Effect of glucose solutions on fluid availability at rest and exercise in humans
This thesis examined relationships between the composition of ingested solutions and nutrient availability in humans. The rate of fluid and energy availability from an ingested solution depends upon both gastric emptying (GE) and intestinal absorption processes. Experimental results demonstrated that the GE rate of fluid in resting man was significantly delayed by ingestion of ≥6.4 carbohydrate (CHO) solutions, but not by a dilute 2% CHO solution. Conversely, the rate of energy delivery to the intestine was highest for ≥6.4% CHO solutions. Solution osmolality had no influence on the GE rate of a 6.4% CHO solution. Relative field uptake rates for 0, 2 and 6.4% CHO solutions were also examined using a 2H technique in resting humans. Although fluid uptake rates were statistically similar for these solutions, the results suggested a trend for the 2% CHO solution to promote the highest rate of fluid uptake. Lastly, the effect of glucose concentration on cycling capacity under temperate conditions was examined. Endurance-trained subjects ingested 0 (i.e. water), 2, 4 or 6% glucose solutions during separate 90 min cycles at ~70% VO2 peak, before cycling to exhaustion at 95% VO2 peak.

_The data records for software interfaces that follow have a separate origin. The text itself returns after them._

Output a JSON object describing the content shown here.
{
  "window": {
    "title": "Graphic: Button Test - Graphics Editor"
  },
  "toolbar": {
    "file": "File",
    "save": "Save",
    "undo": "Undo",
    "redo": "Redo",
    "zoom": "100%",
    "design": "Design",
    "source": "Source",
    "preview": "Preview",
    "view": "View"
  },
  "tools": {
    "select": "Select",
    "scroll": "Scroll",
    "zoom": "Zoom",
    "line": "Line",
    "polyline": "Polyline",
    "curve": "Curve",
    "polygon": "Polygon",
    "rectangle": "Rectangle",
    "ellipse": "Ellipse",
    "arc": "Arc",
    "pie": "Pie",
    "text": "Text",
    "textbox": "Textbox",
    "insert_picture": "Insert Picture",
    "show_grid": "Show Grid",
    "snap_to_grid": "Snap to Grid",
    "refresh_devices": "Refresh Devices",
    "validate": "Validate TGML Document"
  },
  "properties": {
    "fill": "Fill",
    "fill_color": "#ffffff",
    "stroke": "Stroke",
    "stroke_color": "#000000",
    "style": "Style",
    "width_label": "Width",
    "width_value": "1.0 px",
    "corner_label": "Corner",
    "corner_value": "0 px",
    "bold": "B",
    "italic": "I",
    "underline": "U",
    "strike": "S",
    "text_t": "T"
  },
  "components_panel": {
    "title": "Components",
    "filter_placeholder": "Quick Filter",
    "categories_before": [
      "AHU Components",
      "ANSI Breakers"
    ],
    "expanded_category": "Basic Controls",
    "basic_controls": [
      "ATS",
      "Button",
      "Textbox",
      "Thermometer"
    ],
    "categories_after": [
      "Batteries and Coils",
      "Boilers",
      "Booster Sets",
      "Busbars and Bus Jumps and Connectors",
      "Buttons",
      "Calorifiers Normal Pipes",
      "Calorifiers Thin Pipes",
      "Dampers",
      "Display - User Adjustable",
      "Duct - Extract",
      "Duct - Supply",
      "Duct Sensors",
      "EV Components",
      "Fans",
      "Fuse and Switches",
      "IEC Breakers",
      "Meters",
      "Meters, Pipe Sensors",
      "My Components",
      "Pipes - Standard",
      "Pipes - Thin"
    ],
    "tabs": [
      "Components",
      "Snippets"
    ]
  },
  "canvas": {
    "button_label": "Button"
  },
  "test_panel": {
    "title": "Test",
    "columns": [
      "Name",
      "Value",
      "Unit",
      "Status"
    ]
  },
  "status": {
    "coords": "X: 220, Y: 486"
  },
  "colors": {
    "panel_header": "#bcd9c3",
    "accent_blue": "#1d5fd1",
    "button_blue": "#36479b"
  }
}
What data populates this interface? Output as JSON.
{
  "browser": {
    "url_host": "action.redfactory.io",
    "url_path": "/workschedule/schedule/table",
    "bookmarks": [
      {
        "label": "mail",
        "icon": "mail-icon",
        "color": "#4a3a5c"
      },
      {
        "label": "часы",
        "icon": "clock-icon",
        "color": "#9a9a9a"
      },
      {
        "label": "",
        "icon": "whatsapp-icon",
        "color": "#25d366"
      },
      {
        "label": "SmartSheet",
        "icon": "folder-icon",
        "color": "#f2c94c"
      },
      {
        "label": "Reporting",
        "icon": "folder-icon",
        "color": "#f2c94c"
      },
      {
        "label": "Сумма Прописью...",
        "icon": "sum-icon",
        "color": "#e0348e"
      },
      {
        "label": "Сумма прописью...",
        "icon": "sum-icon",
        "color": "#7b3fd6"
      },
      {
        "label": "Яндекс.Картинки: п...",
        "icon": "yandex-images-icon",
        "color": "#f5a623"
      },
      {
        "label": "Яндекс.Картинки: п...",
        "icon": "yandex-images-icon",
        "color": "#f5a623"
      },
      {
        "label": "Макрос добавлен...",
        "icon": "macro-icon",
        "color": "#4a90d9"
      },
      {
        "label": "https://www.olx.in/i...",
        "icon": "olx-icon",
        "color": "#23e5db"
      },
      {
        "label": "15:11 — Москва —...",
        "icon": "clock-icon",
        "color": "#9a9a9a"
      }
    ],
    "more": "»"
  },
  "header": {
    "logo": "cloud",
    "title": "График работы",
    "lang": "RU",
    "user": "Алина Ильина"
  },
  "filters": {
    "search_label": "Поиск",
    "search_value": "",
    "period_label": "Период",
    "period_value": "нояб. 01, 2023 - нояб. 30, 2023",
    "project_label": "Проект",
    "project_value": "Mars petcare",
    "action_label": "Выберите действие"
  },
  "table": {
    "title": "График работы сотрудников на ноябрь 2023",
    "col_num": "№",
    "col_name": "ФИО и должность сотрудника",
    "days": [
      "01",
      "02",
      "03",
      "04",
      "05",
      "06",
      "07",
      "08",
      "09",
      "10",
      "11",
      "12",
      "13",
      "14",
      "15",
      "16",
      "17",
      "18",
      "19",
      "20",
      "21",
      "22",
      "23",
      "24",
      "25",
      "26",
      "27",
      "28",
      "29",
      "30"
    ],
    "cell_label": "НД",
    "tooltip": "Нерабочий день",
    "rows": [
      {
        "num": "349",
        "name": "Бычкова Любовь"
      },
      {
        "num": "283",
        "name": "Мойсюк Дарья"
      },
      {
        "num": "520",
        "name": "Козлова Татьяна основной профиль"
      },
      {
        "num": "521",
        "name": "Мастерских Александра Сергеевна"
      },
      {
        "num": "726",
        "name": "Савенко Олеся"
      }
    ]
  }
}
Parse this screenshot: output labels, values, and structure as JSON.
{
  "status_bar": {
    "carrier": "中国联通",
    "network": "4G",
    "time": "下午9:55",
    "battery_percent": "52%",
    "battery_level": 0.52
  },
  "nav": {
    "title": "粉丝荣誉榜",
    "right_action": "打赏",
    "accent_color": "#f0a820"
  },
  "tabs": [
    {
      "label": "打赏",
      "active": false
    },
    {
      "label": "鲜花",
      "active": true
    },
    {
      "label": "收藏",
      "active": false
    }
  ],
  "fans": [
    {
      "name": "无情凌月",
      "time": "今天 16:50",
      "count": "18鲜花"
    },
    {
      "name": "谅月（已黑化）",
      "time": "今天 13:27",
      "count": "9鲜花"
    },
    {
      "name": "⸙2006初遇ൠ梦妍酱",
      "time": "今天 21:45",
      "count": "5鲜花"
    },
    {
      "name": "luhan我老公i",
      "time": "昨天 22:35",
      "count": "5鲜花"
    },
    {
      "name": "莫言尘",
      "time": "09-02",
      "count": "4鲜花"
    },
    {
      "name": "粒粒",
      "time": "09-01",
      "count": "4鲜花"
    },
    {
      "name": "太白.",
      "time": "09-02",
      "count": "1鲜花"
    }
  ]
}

In comparison with the 0% glucose solution, cycling capacity was significantly improved by the 4% glucose solution only. There was no clear explanation for this result, but it was suggested that improved fluid availability and central function may be partly responsible.